As part of our research, I attended a UCLA talk by Kyle Kazan, a retired police officer from an organization called LEAP (Law Enforcement Action Partnership), and hearing him back things I believed in with facts and stats I didn’t know, was mind-blowing and convinced me this is an extremely worthy cause.

Can you tell us a story about a particular individual who was impacted or helped by your cause?

I believe the people who will be released from prisons and jails and others who will have their records expunged thanks to President Biden’s latest steps are all the results of thousands of people who have been championing this cause for many years. It was an honor and a privilege to follow them and learn from them what it takes to transpire change in America.

Are there three things that individuals, society or the government can do to support you in this effort?

Showing my film around the country is a great way to open peoples’ minds and hearts, and even better: best would be to show my film in congress so our leaders will understand why this is important in regard to social justice and equity.

If you could tell other young people one thing about why they should consider making a positive impact on our environment or society, like you, what would you tell them?

Reading depressing news is a tad less depressing when you feel you are involved in some shape or form in the work to make this a better world.

We are very blessed that many other Social Impact Heroes read this column. Is there a person in the world, or in the US, whom you would like to collaborate with, and why? He or she might see this. 🙂

I would like to collaborate with Michelle Alexander, who wrote “The New Jim Crow, Mass Incarceration in the age of Colorblindness”, arguably the most important book about the damage the implementation of our federal drug policies is causing to the black community.

Can you please give us your favorite “Life Lesson Quote”? Can you share how that was relevant to you in your life?

When someone says, “Don’t worry, it’ll be okay,” it’s usually a reason to worry. If there’s nothing to worry about, then the person should be able to clearly explain why you’re all set. If not, it usually means the projector will not work well when you’re playing your film, or the sound won’t come out crystal clear etc. Film is a very technical art so there are plenty of things to worry about.

How can our readers follow you online?

Would be great if they sign our email list on our website: or follow other social networks: IG/FB@AmericanPotStory Twitter: ThePotStory.

This was great, thank you so much for sharing your story and doing this with us. We wish you continued success!
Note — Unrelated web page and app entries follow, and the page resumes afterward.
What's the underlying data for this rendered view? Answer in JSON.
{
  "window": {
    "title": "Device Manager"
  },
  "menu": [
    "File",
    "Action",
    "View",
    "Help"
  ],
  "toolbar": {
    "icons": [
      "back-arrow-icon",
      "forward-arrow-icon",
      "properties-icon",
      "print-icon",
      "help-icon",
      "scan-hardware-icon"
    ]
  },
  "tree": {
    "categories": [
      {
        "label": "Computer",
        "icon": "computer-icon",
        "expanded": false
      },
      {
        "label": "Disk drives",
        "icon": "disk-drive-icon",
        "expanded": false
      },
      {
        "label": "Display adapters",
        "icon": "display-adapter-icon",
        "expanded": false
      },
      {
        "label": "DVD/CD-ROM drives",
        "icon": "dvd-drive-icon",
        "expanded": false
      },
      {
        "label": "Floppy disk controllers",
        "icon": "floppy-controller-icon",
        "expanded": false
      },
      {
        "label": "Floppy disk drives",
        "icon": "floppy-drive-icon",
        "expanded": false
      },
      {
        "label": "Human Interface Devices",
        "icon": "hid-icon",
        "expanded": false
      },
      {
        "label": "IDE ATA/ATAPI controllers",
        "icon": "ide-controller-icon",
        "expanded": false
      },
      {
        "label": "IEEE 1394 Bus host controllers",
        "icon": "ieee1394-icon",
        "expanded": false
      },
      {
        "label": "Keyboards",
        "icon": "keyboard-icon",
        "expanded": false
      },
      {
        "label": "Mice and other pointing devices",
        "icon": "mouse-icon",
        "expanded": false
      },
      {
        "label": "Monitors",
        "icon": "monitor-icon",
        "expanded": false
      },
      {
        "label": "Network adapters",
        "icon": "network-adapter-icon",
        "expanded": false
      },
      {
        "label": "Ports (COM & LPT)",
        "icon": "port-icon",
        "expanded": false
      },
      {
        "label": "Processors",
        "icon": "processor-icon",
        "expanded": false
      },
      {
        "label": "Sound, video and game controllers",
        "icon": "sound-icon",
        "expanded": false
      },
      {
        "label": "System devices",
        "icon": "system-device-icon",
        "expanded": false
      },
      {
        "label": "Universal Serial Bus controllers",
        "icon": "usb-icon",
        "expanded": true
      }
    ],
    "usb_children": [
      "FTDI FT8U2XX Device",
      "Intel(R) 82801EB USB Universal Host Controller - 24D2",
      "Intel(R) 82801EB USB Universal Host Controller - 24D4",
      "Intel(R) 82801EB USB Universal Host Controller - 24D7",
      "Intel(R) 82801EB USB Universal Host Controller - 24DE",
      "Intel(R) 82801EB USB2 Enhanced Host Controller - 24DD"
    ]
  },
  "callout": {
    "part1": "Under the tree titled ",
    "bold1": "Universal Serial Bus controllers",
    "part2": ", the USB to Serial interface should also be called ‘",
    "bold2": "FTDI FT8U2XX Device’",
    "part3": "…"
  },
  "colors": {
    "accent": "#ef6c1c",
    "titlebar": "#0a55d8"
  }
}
Filmmakers Making A Social Impact: Why & How Filmmaker Ravit Markus Is Helping To Change Our World was originally published in Authority Magazine on Medium, where people are continuing the conversation by highlighting and responding to this story.